═════ INFORMATION ═════

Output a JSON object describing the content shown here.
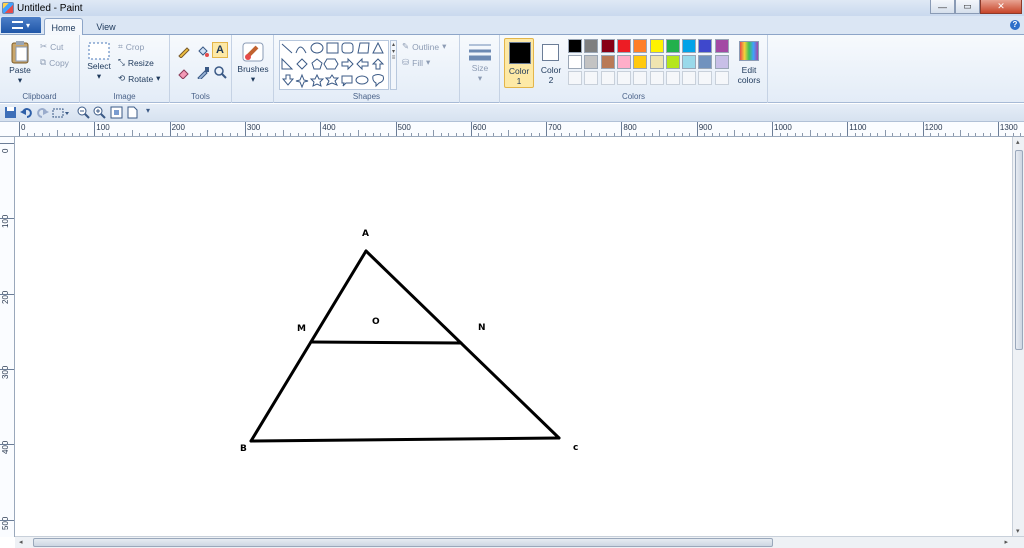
{
  "window": {
    "title": "Untitled - Paint",
    "controls": {
      "minimize": "—",
      "maximize": "▭",
      "close": "✕"
    }
  },
  "tabs": {
    "home": "Home",
    "view": "View"
  },
  "help": "?",
  "ribbon": {
    "clipboard": {
      "label": "Clipboard",
      "paste": "Paste",
      "cut": "Cut",
      "copy": "Copy"
    },
    "image": {
      "label": "Image",
      "select": "Select",
      "crop": "Crop",
      "resize": "Resize",
      "rotate": "Rotate"
    },
    "tools": {
      "label": "Tools"
    },
    "brushes": {
      "label": "Brushes"
    },
    "shapes": {
      "label": "Shapes",
      "outline": "Outline",
      "fill": "Fill"
    },
    "size": {
      "label": "Size"
    },
    "colors": {
      "label": "Colors",
      "color1": "Color\n1",
      "color1_a": "Color",
      "color1_b": "1",
      "color2_a": "Color",
      "color2_b": "2",
      "edit_a": "Edit",
      "edit_b": "colors",
      "color1_value": "#000000",
      "color2_value": "#ffffff",
      "palette_row1": [
        "#000000",
        "#7f7f7f",
        "#880015",
        "#ed1c24",
        "#ff7f27",
        "#fff200",
        "#22b14c",
        "#00a2e8",
        "#3f48cc",
        "#a349a4"
      ],
      "palette_row2": [
        "#ffffff",
        "#c3c3c3",
        "#b97a57",
        "#ffaec9",
        "#ffc90e",
        "#efe4b0",
        "#b5e61d",
        "#99d9ea",
        "#7092be",
        "#c8bfe7"
      ]
    }
  },
  "ruler": {
    "top": [
      "0",
      "100",
      "200",
      "300",
      "400",
      "500",
      "600",
      "700",
      "800",
      "900",
      "1000",
      "1100",
      "1200",
      "1300"
    ],
    "left": [
      "0",
      "100",
      "200",
      "300",
      "400",
      "500"
    ]
  },
  "canvas": {
    "labels": {
      "A": "A",
      "M": "M",
      "O": "O",
      "N": "N",
      "B": "B",
      "C": "c"
    }
  }
}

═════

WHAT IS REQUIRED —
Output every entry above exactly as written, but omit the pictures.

REPLY TO THE TASK —
Output a JSON object describing the content shown here.
{
  "window": {
    "title": "Untitled - Paint",
    "controls": {
      "minimize": "—",
      "maximize": "▭",
      "close": "✕"
    }
  },
  "tabs": {
    "home": "Home",
    "view": "View"
  },
  "help": "?",
  "ribbon": {
    "clipboard": {
      "label": "Clipboard",
      "paste": "Paste",
      "cut": "Cut",
      "copy": "Copy"
    },
    "image": {
      "label": "Image",
      "select": "Select",
      "crop": "Crop",
      "resize": "Resize",
      "rotate": "Rotate"
    },
    "tools": {
      "label": "Tools"
    },
    "brushes": {
      "label": "Brushes"
    },
    "shapes": {
      "label": "Shapes",
      "outline": "Outline",
      "fill": "Fill"
    },
    "size": {
      "label": "Size"
    },
    "colors": {
      "label": "Colors",
      "color1": "Color\n1",
      "color1_a": "Color",
      "color1_b": "1",
      "color2_a": "Color",
      "color2_b": "2",
      "edit_a": "Edit",
      "edit_b": "colors",
      "color1_value": "#000000",
      "color2_value": "#ffffff",
      "palette_row1": [
        "#000000",
        "#7f7f7f",
        "#880015",
        "#ed1c24",
        "#ff7f27",
        "#fff200",
        "#22b14c",
        "#00a2e8",
        "#3f48cc",
        "#a349a4"
      ],
      "palette_row2": [
        "#ffffff",
        "#c3c3c3",
        "#b97a57",
        "#ffaec9",
        "#ffc90e",
        "#efe4b0",
        "#b5e61d",
        "#99d9ea",
        "#7092be",
        "#c8bfe7"
      ]
    }
  },
  "ruler": {
    "top": [
      "0",
      "100",
      "200",
      "300",
      "400",
      "500",
      "600",
      "700",
      "800",
      "900",
      "1000",
      "1100",
      "1200",
      "1300"
    ],
    "left": [
      "0",
      "100",
      "200",
      "300",
      "400",
      "500"
    ]
  },
  "canvas": {
    "labels": {
      "A": "A",
      "M": "M",
      "O": "O",
      "N": "N",
      "B": "B",
      "C": "c"
    }
  }
}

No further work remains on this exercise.